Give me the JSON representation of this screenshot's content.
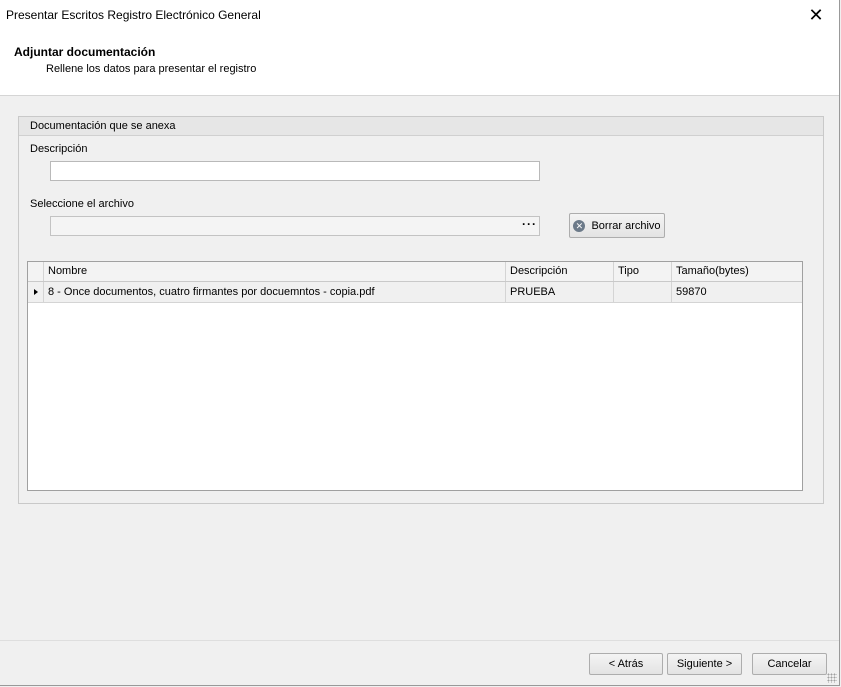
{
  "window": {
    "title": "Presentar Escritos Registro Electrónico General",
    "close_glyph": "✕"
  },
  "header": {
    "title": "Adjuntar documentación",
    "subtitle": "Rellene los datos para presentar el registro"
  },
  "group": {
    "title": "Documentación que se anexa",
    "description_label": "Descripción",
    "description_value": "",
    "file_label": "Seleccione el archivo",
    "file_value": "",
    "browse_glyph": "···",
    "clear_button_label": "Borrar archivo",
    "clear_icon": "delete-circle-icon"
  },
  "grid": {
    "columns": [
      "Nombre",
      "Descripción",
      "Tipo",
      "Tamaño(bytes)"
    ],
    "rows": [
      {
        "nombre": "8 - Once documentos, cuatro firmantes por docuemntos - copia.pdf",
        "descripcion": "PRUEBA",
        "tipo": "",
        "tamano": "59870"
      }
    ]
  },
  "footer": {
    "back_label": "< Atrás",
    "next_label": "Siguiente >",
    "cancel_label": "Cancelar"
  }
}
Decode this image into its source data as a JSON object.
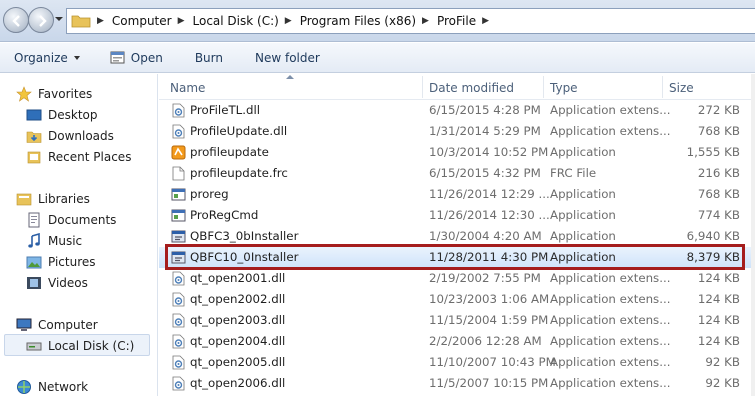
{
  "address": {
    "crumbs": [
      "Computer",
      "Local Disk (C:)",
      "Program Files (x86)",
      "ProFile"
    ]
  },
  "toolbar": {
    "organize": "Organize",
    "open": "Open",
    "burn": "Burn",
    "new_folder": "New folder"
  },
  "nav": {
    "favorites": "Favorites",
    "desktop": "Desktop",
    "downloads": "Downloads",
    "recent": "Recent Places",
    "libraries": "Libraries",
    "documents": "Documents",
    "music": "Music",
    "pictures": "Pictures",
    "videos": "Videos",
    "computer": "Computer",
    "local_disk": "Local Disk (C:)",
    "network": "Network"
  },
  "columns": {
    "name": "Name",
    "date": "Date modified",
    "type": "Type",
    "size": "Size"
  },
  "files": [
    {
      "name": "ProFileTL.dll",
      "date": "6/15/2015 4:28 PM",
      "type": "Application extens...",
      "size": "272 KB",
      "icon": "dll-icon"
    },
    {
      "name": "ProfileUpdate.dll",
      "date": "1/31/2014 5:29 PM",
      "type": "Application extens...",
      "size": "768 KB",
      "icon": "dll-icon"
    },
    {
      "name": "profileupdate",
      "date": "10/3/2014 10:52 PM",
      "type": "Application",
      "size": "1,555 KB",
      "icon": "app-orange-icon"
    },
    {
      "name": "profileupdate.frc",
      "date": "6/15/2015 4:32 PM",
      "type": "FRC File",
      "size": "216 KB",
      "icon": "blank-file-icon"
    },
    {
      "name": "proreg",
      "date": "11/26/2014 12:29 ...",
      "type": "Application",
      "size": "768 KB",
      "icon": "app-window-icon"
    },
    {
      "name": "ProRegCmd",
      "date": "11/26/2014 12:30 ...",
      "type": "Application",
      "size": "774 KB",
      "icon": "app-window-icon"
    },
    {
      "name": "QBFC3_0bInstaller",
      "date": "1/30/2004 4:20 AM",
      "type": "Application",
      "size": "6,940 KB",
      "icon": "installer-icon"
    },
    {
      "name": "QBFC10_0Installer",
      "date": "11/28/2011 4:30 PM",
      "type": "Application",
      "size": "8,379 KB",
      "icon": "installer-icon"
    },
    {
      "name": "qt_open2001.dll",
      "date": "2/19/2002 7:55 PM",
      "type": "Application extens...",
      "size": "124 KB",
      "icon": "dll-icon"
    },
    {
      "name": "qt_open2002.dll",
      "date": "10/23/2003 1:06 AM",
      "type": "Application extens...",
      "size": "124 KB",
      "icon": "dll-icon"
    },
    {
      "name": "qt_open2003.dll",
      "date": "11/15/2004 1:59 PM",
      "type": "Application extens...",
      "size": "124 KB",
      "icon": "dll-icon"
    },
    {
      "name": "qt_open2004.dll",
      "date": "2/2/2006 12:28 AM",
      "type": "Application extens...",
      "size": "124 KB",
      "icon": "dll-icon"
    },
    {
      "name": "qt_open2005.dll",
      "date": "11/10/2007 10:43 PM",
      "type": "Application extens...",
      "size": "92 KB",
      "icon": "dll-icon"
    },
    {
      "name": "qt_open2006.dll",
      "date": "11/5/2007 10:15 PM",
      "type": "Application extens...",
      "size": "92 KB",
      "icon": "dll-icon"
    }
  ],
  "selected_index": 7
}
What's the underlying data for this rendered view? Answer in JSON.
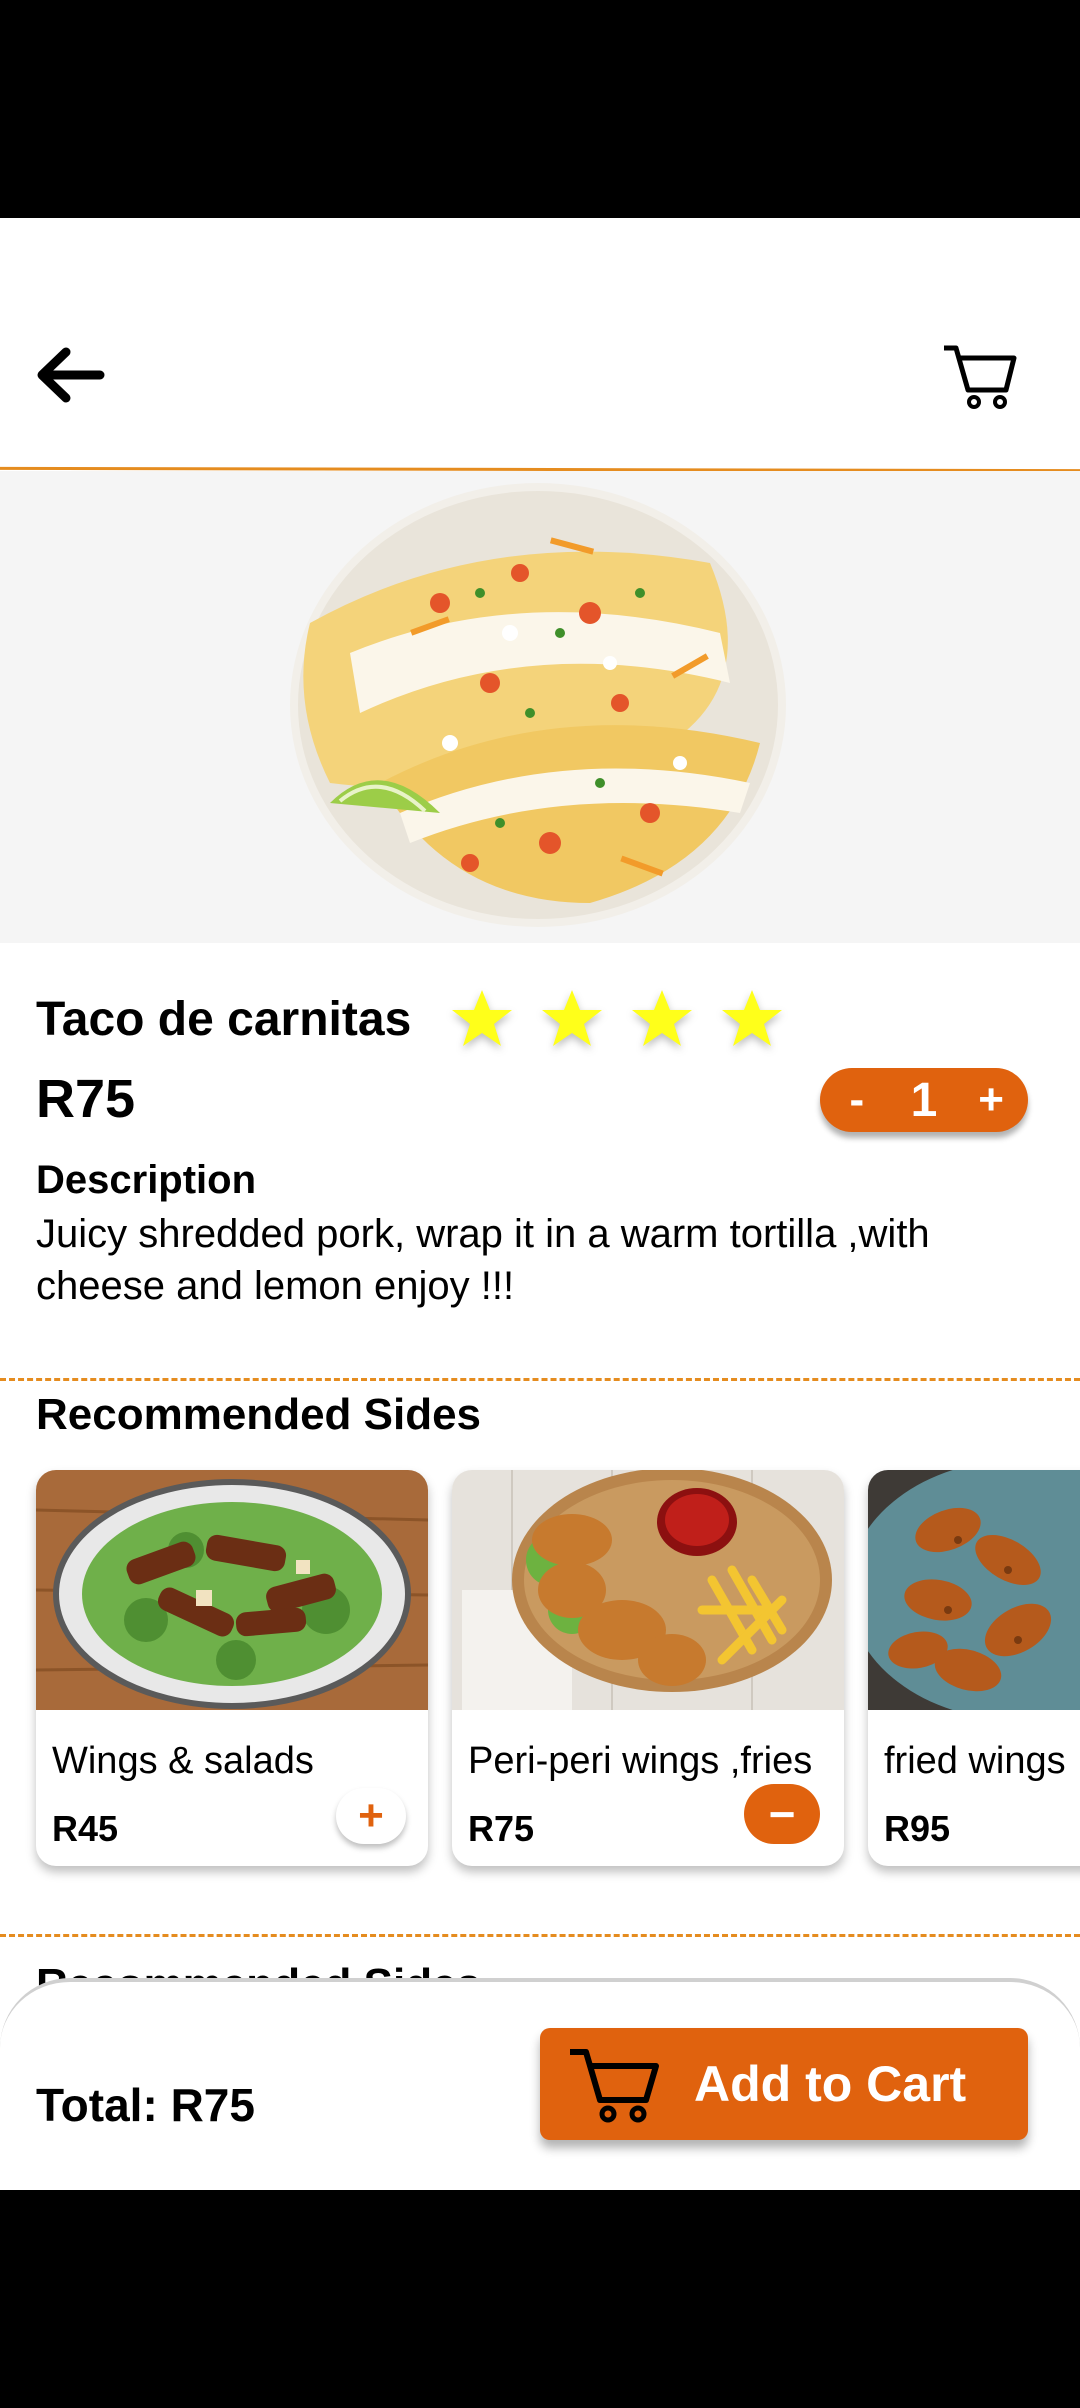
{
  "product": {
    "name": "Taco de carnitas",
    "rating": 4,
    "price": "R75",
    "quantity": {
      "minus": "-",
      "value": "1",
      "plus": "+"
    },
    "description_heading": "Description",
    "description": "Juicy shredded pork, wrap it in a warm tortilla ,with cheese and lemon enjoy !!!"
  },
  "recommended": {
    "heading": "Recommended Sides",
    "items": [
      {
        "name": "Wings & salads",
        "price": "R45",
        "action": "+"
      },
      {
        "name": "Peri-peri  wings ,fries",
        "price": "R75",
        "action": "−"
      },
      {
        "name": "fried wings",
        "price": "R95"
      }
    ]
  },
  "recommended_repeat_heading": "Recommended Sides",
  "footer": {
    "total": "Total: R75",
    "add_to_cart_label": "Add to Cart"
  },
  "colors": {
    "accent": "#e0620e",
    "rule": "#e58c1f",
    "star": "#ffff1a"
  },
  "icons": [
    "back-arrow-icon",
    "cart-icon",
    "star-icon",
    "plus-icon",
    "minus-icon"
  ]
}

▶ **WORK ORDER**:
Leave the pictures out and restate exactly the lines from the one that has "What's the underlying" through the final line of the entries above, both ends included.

▶ **SOLUTION TO THIS TASK**:
What's the underlying data for this rendered view? Answer in JSON.
{
  "product": {
    "name": "Taco de carnitas",
    "rating": 4,
    "price": "R75",
    "quantity": {
      "minus": "-",
      "value": "1",
      "plus": "+"
    },
    "description_heading": "Description",
    "description": "Juicy shredded pork, wrap it in a warm tortilla ,with cheese and lemon enjoy !!!"
  },
  "recommended": {
    "heading": "Recommended Sides",
    "items": [
      {
        "name": "Wings & salads",
        "price": "R45",
        "action": "+"
      },
      {
        "name": "Peri-peri  wings ,fries",
        "price": "R75",
        "action": "−"
      },
      {
        "name": "fried wings",
        "price": "R95"
      }
    ]
  },
  "recommended_repeat_heading": "Recommended Sides",
  "footer": {
    "total": "Total: R75",
    "add_to_cart_label": "Add to Cart"
  },
  "colors": {
    "accent": "#e0620e",
    "rule": "#e58c1f",
    "star": "#ffff1a"
  },
  "icons": [
    "back-arrow-icon",
    "cart-icon",
    "star-icon",
    "plus-icon",
    "minus-icon"
  ]
}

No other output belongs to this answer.